• WORK ORDER
Pictures stay out. All the rest of the records must be repeated exactly.

--*--

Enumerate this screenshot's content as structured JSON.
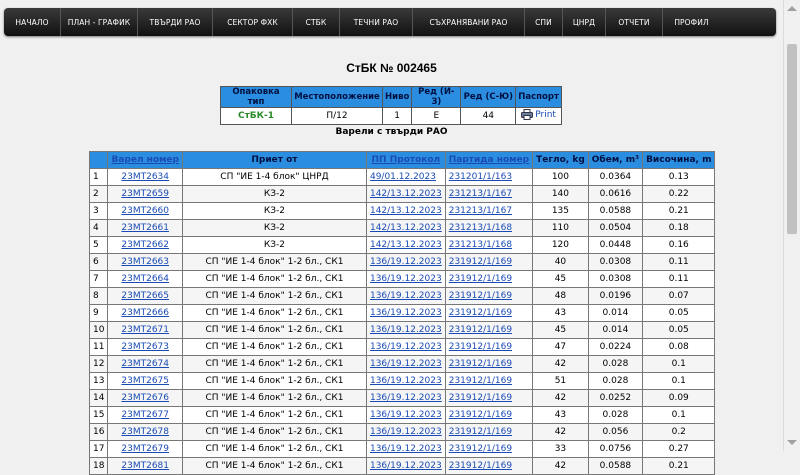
{
  "nav": [
    "НАЧАЛО",
    "ПЛАН - ГРАФИК",
    "ТВЪРДИ РАО",
    "СЕКТОР ФХК",
    "СТБК",
    "ТЕЧНИ РАО",
    "СЪХРАНЯВАНИ РАО",
    "СПИ",
    "ЦНРД",
    "ОТЧЕТИ",
    "ПРОФИЛ"
  ],
  "page_title": "СтБК № 002465",
  "info": {
    "headers": [
      "Опаковка тип",
      "Местоположение",
      "Ниво",
      "Ред (И-З)",
      "Ред (С-Ю)",
      "Паспорт"
    ],
    "values": [
      "СтБК-1",
      "П/12",
      "1",
      "Е",
      "44"
    ],
    "print_label": "Print"
  },
  "subtitle": "Варели с твърди РАО",
  "table": {
    "headers": [
      "",
      "Варел номер",
      "Приет от",
      "ПП Протокол",
      "Партида номер",
      "Тегло, kg",
      "Обем, m³",
      "Височина, m"
    ],
    "rows": [
      [
        "1",
        "23МТ2634",
        "СП \"ИЕ 1-4 блок\" ЦНРД",
        "49/01.12.2023",
        "231201/1/163",
        "100",
        "0.0364",
        "0.13"
      ],
      [
        "2",
        "23МТ2659",
        "КЗ-2",
        "142/13.12.2023",
        "231213/1/167",
        "140",
        "0.0616",
        "0.22"
      ],
      [
        "3",
        "23МТ2660",
        "КЗ-2",
        "142/13.12.2023",
        "231213/1/167",
        "135",
        "0.0588",
        "0.21"
      ],
      [
        "4",
        "23МТ2661",
        "КЗ-2",
        "142/13.12.2023",
        "231213/1/168",
        "110",
        "0.0504",
        "0.18"
      ],
      [
        "5",
        "23МТ2662",
        "КЗ-2",
        "142/13.12.2023",
        "231213/1/168",
        "120",
        "0.0448",
        "0.16"
      ],
      [
        "6",
        "23МТ2663",
        "СП \"ИЕ 1-4 блок\" 1-2 бл., СК1",
        "136/19.12.2023",
        "231912/1/169",
        "40",
        "0.0308",
        "0.11"
      ],
      [
        "7",
        "23МТ2664",
        "СП \"ИЕ 1-4 блок\" 1-2 бл., СК1",
        "136/19.12.2023",
        "231912/1/169",
        "45",
        "0.0308",
        "0.11"
      ],
      [
        "8",
        "23МТ2665",
        "СП \"ИЕ 1-4 блок\" 1-2 бл., СК1",
        "136/19.12.2023",
        "231912/1/169",
        "48",
        "0.0196",
        "0.07"
      ],
      [
        "9",
        "23МТ2666",
        "СП \"ИЕ 1-4 блок\" 1-2 бл., СК1",
        "136/19.12.2023",
        "231912/1/169",
        "43",
        "0.014",
        "0.05"
      ],
      [
        "10",
        "23МТ2671",
        "СП \"ИЕ 1-4 блок\" 1-2 бл., СК1",
        "136/19.12.2023",
        "231912/1/169",
        "45",
        "0.014",
        "0.05"
      ],
      [
        "11",
        "23МТ2673",
        "СП \"ИЕ 1-4 блок\" 1-2 бл., СК1",
        "136/19.12.2023",
        "231912/1/169",
        "47",
        "0.0224",
        "0.08"
      ],
      [
        "12",
        "23МТ2674",
        "СП \"ИЕ 1-4 блок\" 1-2 бл., СК1",
        "136/19.12.2023",
        "231912/1/169",
        "42",
        "0.028",
        "0.1"
      ],
      [
        "13",
        "23МТ2675",
        "СП \"ИЕ 1-4 блок\" 1-2 бл., СК1",
        "136/19.12.2023",
        "231912/1/169",
        "51",
        "0.028",
        "0.1"
      ],
      [
        "14",
        "23МТ2676",
        "СП \"ИЕ 1-4 блок\" 1-2 бл., СК1",
        "136/19.12.2023",
        "231912/1/169",
        "42",
        "0.0252",
        "0.09"
      ],
      [
        "15",
        "23МТ2677",
        "СП \"ИЕ 1-4 блок\" 1-2 бл., СК1",
        "136/19.12.2023",
        "231912/1/169",
        "43",
        "0.028",
        "0.1"
      ],
      [
        "16",
        "23МТ2678",
        "СП \"ИЕ 1-4 блок\" 1-2 бл., СК1",
        "136/19.12.2023",
        "231912/1/169",
        "42",
        "0.056",
        "0.2"
      ],
      [
        "17",
        "23МТ2679",
        "СП \"ИЕ 1-4 блок\" 1-2 бл., СК1",
        "136/19.12.2023",
        "231912/1/169",
        "33",
        "0.0756",
        "0.27"
      ],
      [
        "18",
        "23МТ2681",
        "СП \"ИЕ 1-4 блок\" 1-2 бл., СК1",
        "136/19.12.2023",
        "231912/1/169",
        "42",
        "0.0588",
        "0.21"
      ]
    ]
  }
}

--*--

• EXERCISE ANSWER
Enumerate this screenshot's content as structured JSON.
{
  "nav": [
    "НАЧАЛО",
    "ПЛАН - ГРАФИК",
    "ТВЪРДИ РАО",
    "СЕКТОР ФХК",
    "СТБК",
    "ТЕЧНИ РАО",
    "СЪХРАНЯВАНИ РАО",
    "СПИ",
    "ЦНРД",
    "ОТЧЕТИ",
    "ПРОФИЛ"
  ],
  "page_title": "СтБК № 002465",
  "info": {
    "headers": [
      "Опаковка тип",
      "Местоположение",
      "Ниво",
      "Ред (И-З)",
      "Ред (С-Ю)",
      "Паспорт"
    ],
    "values": [
      "СтБК-1",
      "П/12",
      "1",
      "Е",
      "44"
    ],
    "print_label": "Print"
  },
  "subtitle": "Варели с твърди РАО",
  "table": {
    "headers": [
      "",
      "Варел номер",
      "Приет от",
      "ПП Протокол",
      "Партида номер",
      "Тегло, kg",
      "Обем, m³",
      "Височина, m"
    ],
    "rows": [
      [
        "1",
        "23МТ2634",
        "СП \"ИЕ 1-4 блок\" ЦНРД",
        "49/01.12.2023",
        "231201/1/163",
        "100",
        "0.0364",
        "0.13"
      ],
      [
        "2",
        "23МТ2659",
        "КЗ-2",
        "142/13.12.2023",
        "231213/1/167",
        "140",
        "0.0616",
        "0.22"
      ],
      [
        "3",
        "23МТ2660",
        "КЗ-2",
        "142/13.12.2023",
        "231213/1/167",
        "135",
        "0.0588",
        "0.21"
      ],
      [
        "4",
        "23МТ2661",
        "КЗ-2",
        "142/13.12.2023",
        "231213/1/168",
        "110",
        "0.0504",
        "0.18"
      ],
      [
        "5",
        "23МТ2662",
        "КЗ-2",
        "142/13.12.2023",
        "231213/1/168",
        "120",
        "0.0448",
        "0.16"
      ],
      [
        "6",
        "23МТ2663",
        "СП \"ИЕ 1-4 блок\" 1-2 бл., СК1",
        "136/19.12.2023",
        "231912/1/169",
        "40",
        "0.0308",
        "0.11"
      ],
      [
        "7",
        "23МТ2664",
        "СП \"ИЕ 1-4 блок\" 1-2 бл., СК1",
        "136/19.12.2023",
        "231912/1/169",
        "45",
        "0.0308",
        "0.11"
      ],
      [
        "8",
        "23МТ2665",
        "СП \"ИЕ 1-4 блок\" 1-2 бл., СК1",
        "136/19.12.2023",
        "231912/1/169",
        "48",
        "0.0196",
        "0.07"
      ],
      [
        "9",
        "23МТ2666",
        "СП \"ИЕ 1-4 блок\" 1-2 бл., СК1",
        "136/19.12.2023",
        "231912/1/169",
        "43",
        "0.014",
        "0.05"
      ],
      [
        "10",
        "23МТ2671",
        "СП \"ИЕ 1-4 блок\" 1-2 бл., СК1",
        "136/19.12.2023",
        "231912/1/169",
        "45",
        "0.014",
        "0.05"
      ],
      [
        "11",
        "23МТ2673",
        "СП \"ИЕ 1-4 блок\" 1-2 бл., СК1",
        "136/19.12.2023",
        "231912/1/169",
        "47",
        "0.0224",
        "0.08"
      ],
      [
        "12",
        "23МТ2674",
        "СП \"ИЕ 1-4 блок\" 1-2 бл., СК1",
        "136/19.12.2023",
        "231912/1/169",
        "42",
        "0.028",
        "0.1"
      ],
      [
        "13",
        "23МТ2675",
        "СП \"ИЕ 1-4 блок\" 1-2 бл., СК1",
        "136/19.12.2023",
        "231912/1/169",
        "51",
        "0.028",
        "0.1"
      ],
      [
        "14",
        "23МТ2676",
        "СП \"ИЕ 1-4 блок\" 1-2 бл., СК1",
        "136/19.12.2023",
        "231912/1/169",
        "42",
        "0.0252",
        "0.09"
      ],
      [
        "15",
        "23МТ2677",
        "СП \"ИЕ 1-4 блок\" 1-2 бл., СК1",
        "136/19.12.2023",
        "231912/1/169",
        "43",
        "0.028",
        "0.1"
      ],
      [
        "16",
        "23МТ2678",
        "СП \"ИЕ 1-4 блок\" 1-2 бл., СК1",
        "136/19.12.2023",
        "231912/1/169",
        "42",
        "0.056",
        "0.2"
      ],
      [
        "17",
        "23МТ2679",
        "СП \"ИЕ 1-4 блок\" 1-2 бл., СК1",
        "136/19.12.2023",
        "231912/1/169",
        "33",
        "0.0756",
        "0.27"
      ],
      [
        "18",
        "23МТ2681",
        "СП \"ИЕ 1-4 блок\" 1-2 бл., СК1",
        "136/19.12.2023",
        "231912/1/169",
        "42",
        "0.0588",
        "0.21"
      ]
    ]
  }
}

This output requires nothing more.